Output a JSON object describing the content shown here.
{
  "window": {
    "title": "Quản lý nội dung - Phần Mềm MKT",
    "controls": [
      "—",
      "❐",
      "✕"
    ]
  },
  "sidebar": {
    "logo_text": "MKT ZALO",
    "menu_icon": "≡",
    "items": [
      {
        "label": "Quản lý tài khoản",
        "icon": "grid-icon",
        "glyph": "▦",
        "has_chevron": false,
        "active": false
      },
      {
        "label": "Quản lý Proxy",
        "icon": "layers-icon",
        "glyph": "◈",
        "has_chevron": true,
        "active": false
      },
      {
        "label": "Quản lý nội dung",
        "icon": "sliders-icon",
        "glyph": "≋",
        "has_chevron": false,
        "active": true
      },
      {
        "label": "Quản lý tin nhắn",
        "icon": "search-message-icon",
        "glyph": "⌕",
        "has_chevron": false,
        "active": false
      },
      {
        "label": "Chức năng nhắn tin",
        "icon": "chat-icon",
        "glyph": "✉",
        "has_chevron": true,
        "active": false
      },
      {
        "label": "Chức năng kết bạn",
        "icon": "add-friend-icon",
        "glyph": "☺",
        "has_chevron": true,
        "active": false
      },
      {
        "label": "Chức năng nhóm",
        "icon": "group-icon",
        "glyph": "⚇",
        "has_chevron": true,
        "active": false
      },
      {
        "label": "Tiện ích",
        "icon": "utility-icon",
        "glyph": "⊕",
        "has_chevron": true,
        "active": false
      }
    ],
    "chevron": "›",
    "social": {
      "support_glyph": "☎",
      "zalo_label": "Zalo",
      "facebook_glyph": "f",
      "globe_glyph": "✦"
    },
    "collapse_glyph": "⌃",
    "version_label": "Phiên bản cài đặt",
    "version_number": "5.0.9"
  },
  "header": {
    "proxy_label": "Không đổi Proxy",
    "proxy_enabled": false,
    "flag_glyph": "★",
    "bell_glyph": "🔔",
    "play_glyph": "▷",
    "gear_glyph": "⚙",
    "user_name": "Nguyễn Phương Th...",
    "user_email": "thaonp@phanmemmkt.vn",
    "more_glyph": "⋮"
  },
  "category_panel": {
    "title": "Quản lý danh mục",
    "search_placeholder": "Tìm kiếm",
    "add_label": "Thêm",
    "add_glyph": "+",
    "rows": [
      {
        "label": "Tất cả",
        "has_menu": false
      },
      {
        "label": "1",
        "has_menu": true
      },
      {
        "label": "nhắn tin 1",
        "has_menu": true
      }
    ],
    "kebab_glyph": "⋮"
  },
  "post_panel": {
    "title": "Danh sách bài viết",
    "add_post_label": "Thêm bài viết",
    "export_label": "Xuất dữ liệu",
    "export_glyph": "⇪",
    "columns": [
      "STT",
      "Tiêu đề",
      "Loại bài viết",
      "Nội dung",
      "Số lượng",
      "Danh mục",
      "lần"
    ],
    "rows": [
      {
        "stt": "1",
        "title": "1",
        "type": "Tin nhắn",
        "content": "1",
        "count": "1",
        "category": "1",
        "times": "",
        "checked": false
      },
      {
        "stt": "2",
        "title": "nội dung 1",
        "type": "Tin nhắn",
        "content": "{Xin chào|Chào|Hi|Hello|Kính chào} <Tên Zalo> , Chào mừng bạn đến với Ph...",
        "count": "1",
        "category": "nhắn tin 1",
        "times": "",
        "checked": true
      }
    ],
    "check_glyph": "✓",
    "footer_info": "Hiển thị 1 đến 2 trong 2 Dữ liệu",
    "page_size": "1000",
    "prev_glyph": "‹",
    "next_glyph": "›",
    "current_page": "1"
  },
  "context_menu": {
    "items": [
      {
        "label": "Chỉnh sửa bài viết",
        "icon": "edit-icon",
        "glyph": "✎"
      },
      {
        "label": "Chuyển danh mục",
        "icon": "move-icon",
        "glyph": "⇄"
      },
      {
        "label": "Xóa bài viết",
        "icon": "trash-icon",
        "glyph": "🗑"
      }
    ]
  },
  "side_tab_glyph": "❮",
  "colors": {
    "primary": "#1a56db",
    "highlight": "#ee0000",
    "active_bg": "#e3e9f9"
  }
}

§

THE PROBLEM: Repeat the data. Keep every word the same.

TASK SOLUTION:
Output a JSON object describing the content shown here.
{
  "window": {
    "title": "Quản lý nội dung - Phần Mềm MKT",
    "controls": [
      "—",
      "❐",
      "✕"
    ]
  },
  "sidebar": {
    "logo_text": "MKT ZALO",
    "menu_icon": "≡",
    "items": [
      {
        "label": "Quản lý tài khoản",
        "icon": "grid-icon",
        "glyph": "▦",
        "has_chevron": false,
        "active": false
      },
      {
        "label": "Quản lý Proxy",
        "icon": "layers-icon",
        "glyph": "◈",
        "has_chevron": true,
        "active": false
      },
      {
        "label": "Quản lý nội dung",
        "icon": "sliders-icon",
        "glyph": "≋",
        "has_chevron": false,
        "active": true
      },
      {
        "label": "Quản lý tin nhắn",
        "icon": "search-message-icon",
        "glyph": "⌕",
        "has_chevron": false,
        "active": false
      },
      {
        "label": "Chức năng nhắn tin",
        "icon": "chat-icon",
        "glyph": "✉",
        "has_chevron": true,
        "active": false
      },
      {
        "label": "Chức năng kết bạn",
        "icon": "add-friend-icon",
        "glyph": "☺",
        "has_chevron": true,
        "active": false
      },
      {
        "label": "Chức năng nhóm",
        "icon": "group-icon",
        "glyph": "⚇",
        "has_chevron": true,
        "active": false
      },
      {
        "label": "Tiện ích",
        "icon": "utility-icon",
        "glyph": "⊕",
        "has_chevron": true,
        "active": false
      }
    ],
    "chevron": "›",
    "social": {
      "support_glyph": "☎",
      "zalo_label": "Zalo",
      "facebook_glyph": "f",
      "globe_glyph": "✦"
    },
    "collapse_glyph": "⌃",
    "version_label": "Phiên bản cài đặt",
    "version_number": "5.0.9"
  },
  "header": {
    "proxy_label": "Không đổi Proxy",
    "proxy_enabled": false,
    "flag_glyph": "★",
    "bell_glyph": "🔔",
    "play_glyph": "▷",
    "gear_glyph": "⚙",
    "user_name": "Nguyễn Phương Th...",
    "user_email": "thaonp@phanmemmkt.vn",
    "more_glyph": "⋮"
  },
  "category_panel": {
    "title": "Quản lý danh mục",
    "search_placeholder": "Tìm kiếm",
    "add_label": "Thêm",
    "add_glyph": "+",
    "rows": [
      {
        "label": "Tất cả",
        "has_menu": false
      },
      {
        "label": "1",
        "has_menu": true
      },
      {
        "label": "nhắn tin 1",
        "has_menu": true
      }
    ],
    "kebab_glyph": "⋮"
  },
  "post_panel": {
    "title": "Danh sách bài viết",
    "add_post_label": "Thêm bài viết",
    "export_label": "Xuất dữ liệu",
    "export_glyph": "⇪",
    "columns": [
      "STT",
      "Tiêu đề",
      "Loại bài viết",
      "Nội dung",
      "Số lượng",
      "Danh mục",
      "lần"
    ],
    "rows": [
      {
        "stt": "1",
        "title": "1",
        "type": "Tin nhắn",
        "content": "1",
        "count": "1",
        "category": "1",
        "times": "",
        "checked": false
      },
      {
        "stt": "2",
        "title": "nội dung 1",
        "type": "Tin nhắn",
        "content": "{Xin chào|Chào|Hi|Hello|Kính chào} <Tên Zalo> , Chào mừng bạn đến với Ph...",
        "count": "1",
        "category": "nhắn tin 1",
        "times": "",
        "checked": true
      }
    ],
    "check_glyph": "✓",
    "footer_info": "Hiển thị 1 đến 2 trong 2 Dữ liệu",
    "page_size": "1000",
    "prev_glyph": "‹",
    "next_glyph": "›",
    "current_page": "1"
  },
  "context_menu": {
    "items": [
      {
        "label": "Chỉnh sửa bài viết",
        "icon": "edit-icon",
        "glyph": "✎"
      },
      {
        "label": "Chuyển danh mục",
        "icon": "move-icon",
        "glyph": "⇄"
      },
      {
        "label": "Xóa bài viết",
        "icon": "trash-icon",
        "glyph": "🗑"
      }
    ]
  },
  "side_tab_glyph": "❮",
  "colors": {
    "primary": "#1a56db",
    "highlight": "#ee0000",
    "active_bg": "#e3e9f9"
  }
}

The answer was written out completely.